Problem description:
What is needed is an exact copy of all the lines below.

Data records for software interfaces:
───

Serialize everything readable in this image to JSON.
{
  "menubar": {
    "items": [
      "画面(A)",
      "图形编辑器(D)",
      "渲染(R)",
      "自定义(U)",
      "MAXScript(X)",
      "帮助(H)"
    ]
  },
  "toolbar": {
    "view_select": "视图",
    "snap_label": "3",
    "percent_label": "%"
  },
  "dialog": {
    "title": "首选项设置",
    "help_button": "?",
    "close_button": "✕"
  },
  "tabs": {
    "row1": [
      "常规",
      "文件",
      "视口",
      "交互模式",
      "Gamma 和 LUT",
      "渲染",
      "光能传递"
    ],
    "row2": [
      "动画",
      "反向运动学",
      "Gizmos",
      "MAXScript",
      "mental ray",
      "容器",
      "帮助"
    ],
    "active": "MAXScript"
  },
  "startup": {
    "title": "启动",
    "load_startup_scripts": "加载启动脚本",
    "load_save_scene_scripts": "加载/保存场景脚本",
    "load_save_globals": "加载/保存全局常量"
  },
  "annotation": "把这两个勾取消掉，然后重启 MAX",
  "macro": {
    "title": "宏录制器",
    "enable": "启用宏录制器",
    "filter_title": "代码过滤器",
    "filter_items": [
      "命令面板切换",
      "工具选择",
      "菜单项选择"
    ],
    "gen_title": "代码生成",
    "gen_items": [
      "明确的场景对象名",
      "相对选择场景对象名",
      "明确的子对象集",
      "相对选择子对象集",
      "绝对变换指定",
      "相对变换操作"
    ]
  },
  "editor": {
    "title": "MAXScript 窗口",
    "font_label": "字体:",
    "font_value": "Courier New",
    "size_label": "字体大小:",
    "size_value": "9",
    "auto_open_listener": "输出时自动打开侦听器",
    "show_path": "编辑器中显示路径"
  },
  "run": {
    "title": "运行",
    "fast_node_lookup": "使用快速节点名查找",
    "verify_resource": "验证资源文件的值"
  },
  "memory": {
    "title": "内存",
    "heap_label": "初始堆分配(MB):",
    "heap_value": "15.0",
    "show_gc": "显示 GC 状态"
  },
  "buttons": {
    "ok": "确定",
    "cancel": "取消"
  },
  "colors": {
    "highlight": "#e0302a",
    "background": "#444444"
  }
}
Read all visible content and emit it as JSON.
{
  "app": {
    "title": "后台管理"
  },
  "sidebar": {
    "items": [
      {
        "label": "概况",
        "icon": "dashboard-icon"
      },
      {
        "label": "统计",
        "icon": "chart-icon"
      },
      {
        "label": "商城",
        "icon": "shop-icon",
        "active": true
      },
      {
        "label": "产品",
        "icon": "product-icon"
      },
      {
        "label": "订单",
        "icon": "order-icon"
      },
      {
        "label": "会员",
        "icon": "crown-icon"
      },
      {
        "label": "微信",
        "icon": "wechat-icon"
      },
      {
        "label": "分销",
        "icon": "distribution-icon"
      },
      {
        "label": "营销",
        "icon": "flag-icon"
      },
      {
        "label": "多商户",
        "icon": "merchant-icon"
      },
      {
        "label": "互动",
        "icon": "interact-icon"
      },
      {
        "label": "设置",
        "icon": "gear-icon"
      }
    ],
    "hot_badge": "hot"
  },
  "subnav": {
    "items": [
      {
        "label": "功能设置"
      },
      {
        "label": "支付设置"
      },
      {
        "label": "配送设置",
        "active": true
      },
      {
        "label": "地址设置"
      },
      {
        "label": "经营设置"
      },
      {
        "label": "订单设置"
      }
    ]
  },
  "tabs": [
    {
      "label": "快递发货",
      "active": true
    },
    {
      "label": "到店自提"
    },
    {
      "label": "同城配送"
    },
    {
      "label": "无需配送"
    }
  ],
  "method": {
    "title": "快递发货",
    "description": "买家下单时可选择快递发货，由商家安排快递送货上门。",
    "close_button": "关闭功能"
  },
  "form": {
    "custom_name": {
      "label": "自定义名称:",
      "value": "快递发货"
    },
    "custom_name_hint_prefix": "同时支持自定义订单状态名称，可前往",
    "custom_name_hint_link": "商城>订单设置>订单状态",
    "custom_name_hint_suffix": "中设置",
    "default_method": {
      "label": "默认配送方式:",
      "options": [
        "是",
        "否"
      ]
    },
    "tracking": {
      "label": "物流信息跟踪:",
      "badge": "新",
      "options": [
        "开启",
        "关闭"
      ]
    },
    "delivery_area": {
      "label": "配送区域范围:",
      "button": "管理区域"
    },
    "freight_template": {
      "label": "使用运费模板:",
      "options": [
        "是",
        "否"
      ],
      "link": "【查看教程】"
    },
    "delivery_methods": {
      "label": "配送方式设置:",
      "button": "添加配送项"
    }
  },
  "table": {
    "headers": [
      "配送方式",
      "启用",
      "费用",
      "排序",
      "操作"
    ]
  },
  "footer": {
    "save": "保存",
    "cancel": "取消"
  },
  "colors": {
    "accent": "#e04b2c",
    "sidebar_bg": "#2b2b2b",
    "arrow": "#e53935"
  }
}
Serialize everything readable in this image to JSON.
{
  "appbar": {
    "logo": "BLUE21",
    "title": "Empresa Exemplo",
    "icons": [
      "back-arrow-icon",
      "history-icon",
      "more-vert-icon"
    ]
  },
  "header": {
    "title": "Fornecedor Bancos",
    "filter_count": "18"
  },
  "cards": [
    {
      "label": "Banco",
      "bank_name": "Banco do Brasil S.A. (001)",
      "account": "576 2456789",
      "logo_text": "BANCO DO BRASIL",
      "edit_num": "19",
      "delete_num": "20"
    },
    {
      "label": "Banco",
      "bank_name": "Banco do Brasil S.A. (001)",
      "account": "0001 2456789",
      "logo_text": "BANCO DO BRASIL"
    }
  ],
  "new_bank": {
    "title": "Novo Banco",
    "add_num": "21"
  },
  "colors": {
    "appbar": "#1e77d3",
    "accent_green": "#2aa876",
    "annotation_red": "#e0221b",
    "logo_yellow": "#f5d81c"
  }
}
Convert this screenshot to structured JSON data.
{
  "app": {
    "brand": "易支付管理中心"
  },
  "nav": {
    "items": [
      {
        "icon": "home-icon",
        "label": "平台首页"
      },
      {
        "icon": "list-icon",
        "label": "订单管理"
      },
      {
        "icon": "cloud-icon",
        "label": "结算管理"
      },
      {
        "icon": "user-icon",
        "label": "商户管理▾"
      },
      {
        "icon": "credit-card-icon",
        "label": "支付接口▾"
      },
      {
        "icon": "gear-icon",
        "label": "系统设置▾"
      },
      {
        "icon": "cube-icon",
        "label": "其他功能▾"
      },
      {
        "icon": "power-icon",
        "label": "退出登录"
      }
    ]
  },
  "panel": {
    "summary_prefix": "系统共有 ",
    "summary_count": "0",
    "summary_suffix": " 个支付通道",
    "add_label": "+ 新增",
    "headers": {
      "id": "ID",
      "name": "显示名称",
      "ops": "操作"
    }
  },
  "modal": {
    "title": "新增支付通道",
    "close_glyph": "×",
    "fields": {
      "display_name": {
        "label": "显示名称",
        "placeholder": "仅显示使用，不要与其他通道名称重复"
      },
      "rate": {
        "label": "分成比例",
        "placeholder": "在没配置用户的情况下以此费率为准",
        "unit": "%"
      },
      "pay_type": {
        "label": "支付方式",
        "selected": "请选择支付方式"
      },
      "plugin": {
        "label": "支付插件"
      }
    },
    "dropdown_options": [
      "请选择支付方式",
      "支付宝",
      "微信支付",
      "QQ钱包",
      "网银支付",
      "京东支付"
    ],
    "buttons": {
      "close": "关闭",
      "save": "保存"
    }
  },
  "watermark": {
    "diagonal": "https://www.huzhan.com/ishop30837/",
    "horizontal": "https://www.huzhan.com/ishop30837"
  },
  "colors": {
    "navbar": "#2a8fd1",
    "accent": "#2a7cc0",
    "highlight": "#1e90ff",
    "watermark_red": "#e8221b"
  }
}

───

Exercise response:
Serialize everything readable in this image to JSON.
{
  "menubar": {
    "items": [
      "画面(A)",
      "图形编辑器(D)",
      "渲染(R)",
      "自定义(U)",
      "MAXScript(X)",
      "帮助(H)"
    ]
  },
  "toolbar": {
    "view_select": "视图",
    "snap_label": "3",
    "percent_label": "%"
  },
  "dialog": {
    "title": "首选项设置",
    "help_button": "?",
    "close_button": "✕"
  },
  "tabs": {
    "row1": [
      "常规",
      "文件",
      "视口",
      "交互模式",
      "Gamma 和 LUT",
      "渲染",
      "光能传递"
    ],
    "row2": [
      "动画",
      "反向运动学",
      "Gizmos",
      "MAXScript",
      "mental ray",
      "容器",
      "帮助"
    ],
    "active": "MAXScript"
  },
  "startup": {
    "title": "启动",
    "load_startup_scripts": "加载启动脚本",
    "load_save_scene_scripts": "加载/保存场景脚本",
    "load_save_globals": "加载/保存全局常量"
  },
  "annotation": "把这两个勾取消掉，然后重启 MAX",
  "macro": {
    "title": "宏录制器",
    "enable": "启用宏录制器",
    "filter_title": "代码过滤器",
    "filter_items": [
      "命令面板切换",
      "工具选择",
      "菜单项选择"
    ],
    "gen_title": "代码生成",
    "gen_items": [
      "明确的场景对象名",
      "相对选择场景对象名",
      "明确的子对象集",
      "相对选择子对象集",
      "绝对变换指定",
      "相对变换操作"
    ]
  },
  "editor": {
    "title": "MAXScript 窗口",
    "font_label": "字体:",
    "font_value": "Courier New",
    "size_label": "字体大小:",
    "size_value": "9",
    "auto_open_listener": "输出时自动打开侦听器",
    "show_path": "编辑器中显示路径"
  },
  "run": {
    "title": "运行",
    "fast_node_lookup": "使用快速节点名查找",
    "verify_resource": "验证资源文件的值"
  },
  "memory": {
    "title": "内存",
    "heap_label": "初始堆分配(MB):",
    "heap_value": "15.0",
    "show_gc": "显示 GC 状态"
  },
  "buttons": {
    "ok": "确定",
    "cancel": "取消"
  },
  "colors": {
    "highlight": "#e0302a",
    "background": "#444444"
  }
}
Read all visible content and emit it as JSON.
{
  "app": {
    "title": "后台管理"
  },
  "sidebar": {
    "items": [
      {
        "label": "概况",
        "icon": "dashboard-icon"
      },
      {
        "label": "统计",
        "icon": "chart-icon"
      },
      {
        "label": "商城",
        "icon": "shop-icon",
        "active": true
      },
      {
        "label": "产品",
        "icon": "product-icon"
      },
      {
        "label": "订单",
        "icon": "order-icon"
      },
      {
        "label": "会员",
        "icon": "crown-icon"
      },
      {
        "label": "微信",
        "icon": "wechat-icon"
      },
      {
        "label": "分销",
        "icon": "distribution-icon"
      },
      {
        "label": "营销",
        "icon": "flag-icon"
      },
      {
        "label": "多商户",
        "icon": "merchant-icon"
      },
      {
        "label": "互动",
        "icon": "interact-icon"
      },
      {
        "label": "设置",
        "icon": "gear-icon"
      }
    ],
    "hot_badge": "hot"
  },
  "subnav": {
    "items": [
      {
        "label": "功能设置"
      },
      {
        "label": "支付设置"
      },
      {
        "label": "配送设置",
        "active": true
      },
      {
        "label": "地址设置"
      },
      {
        "label": "经营设置"
      },
      {
        "label": "订单设置"
      }
    ]
  },
  "tabs": [
    {
      "label": "快递发货",
      "active": true
    },
    {
      "label": "到店自提"
    },
    {
      "label": "同城配送"
    },
    {
      "label": "无需配送"
    }
  ],
  "method": {
    "title": "快递发货",
    "description": "买家下单时可选择快递发货，由商家安排快递送货上门。",
    "close_button": "关闭功能"
  },
  "form": {
    "custom_name": {
      "label": "自定义名称:",
      "value": "快递发货"
    },
    "custom_name_hint_prefix": "同时支持自定义订单状态名称，可前往",
    "custom_name_hint_link": "商城>订单设置>订单状态",
    "custom_name_hint_suffix": "中设置",
    "default_method": {
      "label": "默认配送方式:",
      "options": [
        "是",
        "否"
      ]
    },
    "tracking": {
      "label": "物流信息跟踪:",
      "badge": "新",
      "options": [
        "开启",
        "关闭"
      ]
    },
    "delivery_area": {
      "label": "配送区域范围:",
      "button": "管理区域"
    },
    "freight_template": {
      "label": "使用运费模板:",
      "options": [
        "是",
        "否"
      ],
      "link": "【查看教程】"
    },
    "delivery_methods": {
      "label": "配送方式设置:",
      "button": "添加配送项"
    }
  },
  "table": {
    "headers": [
      "配送方式",
      "启用",
      "费用",
      "排序",
      "操作"
    ]
  },
  "footer": {
    "save": "保存",
    "cancel": "取消"
  },
  "colors": {
    "accent": "#e04b2c",
    "sidebar_bg": "#2b2b2b",
    "arrow": "#e53935"
  }
}
Serialize everything readable in this image to JSON.
{
  "appbar": {
    "logo": "BLUE21",
    "title": "Empresa Exemplo",
    "icons": [
      "back-arrow-icon",
      "history-icon",
      "more-vert-icon"
    ]
  },
  "header": {
    "title": "Fornecedor Bancos",
    "filter_count": "18"
  },
  "cards": [
    {
      "label": "Banco",
      "bank_name": "Banco do Brasil S.A. (001)",
      "account": "576 2456789",
      "logo_text": "BANCO DO BRASIL",
      "edit_num": "19",
      "delete_num": "20"
    },
    {
      "label": "Banco",
      "bank_name": "Banco do Brasil S.A. (001)",
      "account": "0001 2456789",
      "logo_text": "BANCO DO BRASIL"
    }
  ],
  "new_bank": {
    "title": "Novo Banco",
    "add_num": "21"
  },
  "colors": {
    "appbar": "#1e77d3",
    "accent_green": "#2aa876",
    "annotation_red": "#e0221b",
    "logo_yellow": "#f5d81c"
  }
}
Convert this screenshot to structured JSON data.
{
  "app": {
    "brand": "易支付管理中心"
  },
  "nav": {
    "items": [
      {
        "icon": "home-icon",
        "label": "平台首页"
      },
      {
        "icon": "list-icon",
        "label": "订单管理"
      },
      {
        "icon": "cloud-icon",
        "label": "结算管理"
      },
      {
        "icon": "user-icon",
        "label": "商户管理▾"
      },
      {
        "icon": "credit-card-icon",
        "label": "支付接口▾"
      },
      {
        "icon": "gear-icon",
        "label": "系统设置▾"
      },
      {
        "icon": "cube-icon",
        "label": "其他功能▾"
      },
      {
        "icon": "power-icon",
        "label": "退出登录"
      }
    ]
  },
  "panel": {
    "summary_prefix": "系统共有 ",
    "summary_count": "0",
    "summary_suffix": " 个支付通道",
    "add_label": "+ 新增",
    "headers": {
      "id": "ID",
      "name": "显示名称",
      "ops": "操作"
    }
  },
  "modal": {
    "title": "新增支付通道",
    "close_glyph": "×",
    "fields": {
      "display_name": {
        "label": "显示名称",
        "placeholder": "仅显示使用，不要与其他通道名称重复"
      },
      "rate": {
        "label": "分成比例",
        "placeholder": "在没配置用户的情况下以此费率为准",
        "unit": "%"
      },
      "pay_type": {
        "label": "支付方式",
        "selected": "请选择支付方式"
      },
      "plugin": {
        "label": "支付插件"
      }
    },
    "dropdown_options": [
      "请选择支付方式",
      "支付宝",
      "微信支付",
      "QQ钱包",
      "网银支付",
      "京东支付"
    ],
    "buttons": {
      "close": "关闭",
      "save": "保存"
    }
  },
  "watermark": {
    "diagonal": "https://www.huzhan.com/ishop30837/",
    "horizontal": "https://www.huzhan.com/ishop30837"
  },
  "colors": {
    "navbar": "#2a8fd1",
    "accent": "#2a7cc0",
    "highlight": "#1e90ff",
    "watermark_red": "#e8221b"
  }
}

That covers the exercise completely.